Make-up plays a vital roll in a Kabuki play because it is dark in the Kabuki Theater (especially in 17th century Edo period without light bulbs). It was sometimes exaggerated, along with their costumes, to let the audience know right away who they were and also their emotional stages. You might have seen the elaborate (very beautiful), flashy Kabuki costumes. They certainly were not daily wears.
Here, the interesting design on a male figure face is actually Kabuki make-up called “Kumadori”, which was first introduced by the famous Kabuki actor, Danjyuro Ichikawa I, in 1673. Drawn in red shows anger, forcefulness or passion. When the whole face is painted red, it is a demon character.

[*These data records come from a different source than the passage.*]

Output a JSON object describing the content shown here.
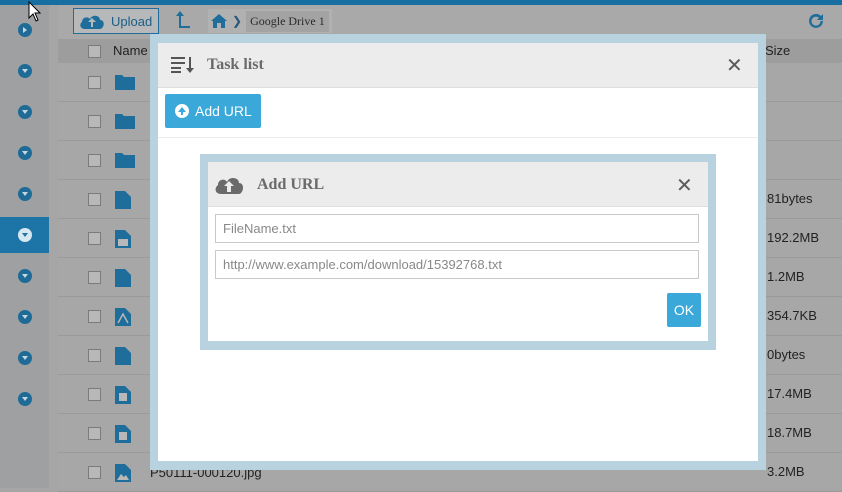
{
  "toolbar": {
    "upload_label": "Upload",
    "breadcrumb": "Google Drive 1"
  },
  "table": {
    "col_name": "Name",
    "col_size": "Size",
    "rows": [
      {
        "icon": "folder-icon",
        "name": "",
        "size": ""
      },
      {
        "icon": "folder-icon",
        "name": "",
        "size": ""
      },
      {
        "icon": "folder-icon",
        "name": "",
        "size": ""
      },
      {
        "icon": "file-icon",
        "name": "",
        "size": "81bytes"
      },
      {
        "icon": "zip-file-icon",
        "name": "",
        "size": "192.2MB"
      },
      {
        "icon": "file-icon",
        "name": "",
        "size": "1.2MB"
      },
      {
        "icon": "pdf-file-icon",
        "name": "",
        "size": "354.7KB"
      },
      {
        "icon": "file-icon",
        "name": "",
        "size": "0bytes"
      },
      {
        "icon": "media-file-icon",
        "name": "",
        "size": "17.4MB"
      },
      {
        "icon": "media-file-icon",
        "name": "",
        "size": "18.7MB"
      },
      {
        "icon": "image-file-icon",
        "name": "P50111-000120.jpg",
        "size": "3.2MB"
      }
    ]
  },
  "task_list": {
    "title": "Task list",
    "add_url_label": "Add URL"
  },
  "add_url_dialog": {
    "title": "Add URL",
    "filename_placeholder": "FileName.txt",
    "url_placeholder": "http://www.example.com/download/15392768.txt",
    "ok_label": "OK"
  },
  "colors": {
    "accent": "#3aa8d8",
    "brand_dark": "#1c75a6",
    "overlay_border": "#b8d2df"
  }
}
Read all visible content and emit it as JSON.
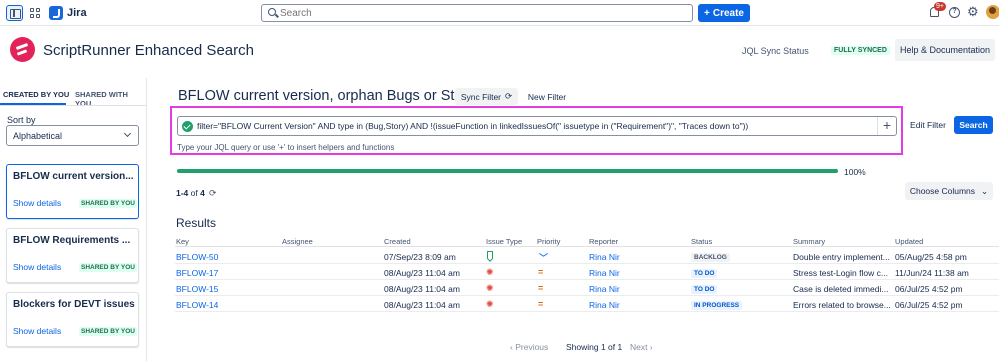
{
  "topnav": {
    "app_name": "Jira",
    "search_placeholder": "Search",
    "create_label": "Create",
    "notification_count": "9+"
  },
  "header": {
    "title": "ScriptRunner Enhanced Search",
    "sync_status_label": "JQL Sync Status",
    "sync_status_value": "FULLY SYNCED",
    "help_label": "Help & Documentation"
  },
  "sidebar": {
    "tabs": [
      "CREATED BY YOU",
      "SHARED WITH YOU"
    ],
    "sort_label": "Sort by",
    "sort_value": "Alphabetical",
    "filters": [
      {
        "name": "BFLOW current version...",
        "details": "Show details",
        "badge": "SHARED BY YOU"
      },
      {
        "name": "BFLOW Requirements ...",
        "details": "Show details",
        "badge": "SHARED BY YOU"
      },
      {
        "name": "Blockers for DEVT issues",
        "details": "Show details",
        "badge": "SHARED BY YOU"
      }
    ]
  },
  "main": {
    "filter_title": "BFLOW current version, orphan Bugs or Stories",
    "sync_filter_label": "Sync Filter",
    "new_filter_label": "New Filter",
    "jql": "filter=\"BFLOW Current Version\" AND type in (Bug,Story) AND !(issueFunction in linkedIssuesOf(\" issuetype in (\"Requirement\")\", \"Traces down to\"))",
    "jql_hint": "Type your JQL query or use '+' to insert helpers and functions",
    "edit_filter_label": "Edit Filter",
    "search_label": "Search",
    "progress": 100,
    "progress_label": "100%",
    "count_range": "1-4",
    "count_of": "of",
    "count_total": "4",
    "choose_columns_label": "Choose Columns",
    "results_title": "Results"
  },
  "table": {
    "columns": [
      "Key",
      "Assignee",
      "Created",
      "Issue Type",
      "Priority",
      "Reporter",
      "Status",
      "Summary",
      "Updated"
    ],
    "rows": [
      {
        "key": "BFLOW-50",
        "assignee": "",
        "created": "07/Sep/23 8:09 am",
        "type": "story",
        "priority": "low",
        "reporter": "Rina Nir",
        "status": "BACKLOG",
        "summary": "Double entry implement...",
        "updated": "05/Aug/25 4:58 pm"
      },
      {
        "key": "BFLOW-17",
        "assignee": "",
        "created": "08/Aug/23 11:04 am",
        "type": "bug",
        "priority": "medium",
        "reporter": "Rina Nir",
        "status": "TO DO",
        "summary": "Stress test-Login flow c...",
        "updated": "11/Jun/24 11:38 am"
      },
      {
        "key": "BFLOW-15",
        "assignee": "",
        "created": "08/Aug/23 11:04 am",
        "type": "bug",
        "priority": "medium",
        "reporter": "Rina Nir",
        "status": "TO DO",
        "summary": "Case is deleted immedi...",
        "updated": "06/Jul/25 4:52 pm"
      },
      {
        "key": "BFLOW-14",
        "assignee": "",
        "created": "08/Aug/23 11:04 am",
        "type": "bug",
        "priority": "medium",
        "reporter": "Rina Nir",
        "status": "IN PROGRESS",
        "summary": "Errors related to browse...",
        "updated": "06/Jul/25 4:52 pm"
      }
    ]
  },
  "pagination": {
    "previous_label": "Previous",
    "showing_label": "Showing 1 of 1",
    "next_label": "Next"
  }
}
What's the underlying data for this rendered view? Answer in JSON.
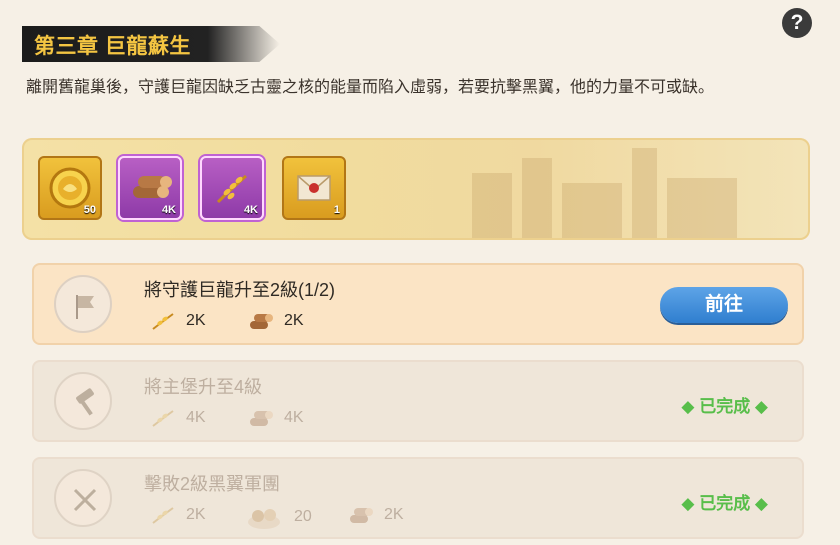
{
  "chapter": {
    "title": "第三章 巨龍蘇生",
    "description": "離開舊龍巢後，守護巨龍因缺乏古靈之核的能量而陷入虛弱，若要抗擊黑翼，他的力量不可或缺。"
  },
  "help_icon": "question-icon",
  "rewards": [
    {
      "icon": "gold-coin-icon",
      "count": "50"
    },
    {
      "icon": "wood-log-icon",
      "count": "4K"
    },
    {
      "icon": "wheat-icon",
      "count": "4K"
    },
    {
      "icon": "sealed-letter-icon",
      "count": "1"
    }
  ],
  "tasks": [
    {
      "title": "將守護巨龍升至2級(1/2)",
      "icon": "banner-flag-icon",
      "reqs": [
        {
          "icon": "wheat-icon",
          "text": "2K"
        },
        {
          "icon": "wood-log-icon",
          "text": "2K"
        }
      ],
      "action": "前往",
      "status": "active"
    },
    {
      "title": "將主堡升至4級",
      "icon": "hammer-icon",
      "reqs": [
        {
          "icon": "wheat-icon",
          "text": "4K"
        },
        {
          "icon": "wood-log-icon",
          "text": "4K"
        }
      ],
      "status_text": "已完成",
      "status": "done"
    },
    {
      "title": "擊敗2級黑翼軍團",
      "icon": "crossed-swords-icon",
      "reqs": [
        {
          "icon": "wheat-icon",
          "text": "2K"
        },
        {
          "icon": "food-pile-icon",
          "text": "20"
        },
        {
          "icon": "wood-log-icon",
          "text": "2K"
        }
      ],
      "status_text": "已完成",
      "status": "done"
    }
  ],
  "colors": {
    "accent_gold": "#f4c542",
    "action_blue": "#2f7ecf",
    "done_green": "#47b93a"
  }
}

Both heads are 9 1/4 inches high excluding their hair. They may have been part of the old Jyoruri puppet dolls, or if not, they are probably some type of festival doll. The heads are made out of carved wood and covered with Gofun (crushed shell with paste). It is interesting to see from the damaged areas in one doll, how these older heads were made. Only the female doll has damages under her chin and you can see the paper covering the wood under the thick layer of Gofun. Unfortunately, this damage was done by the last owner during his research. These older well made dolls are amazingly immune to the cracks.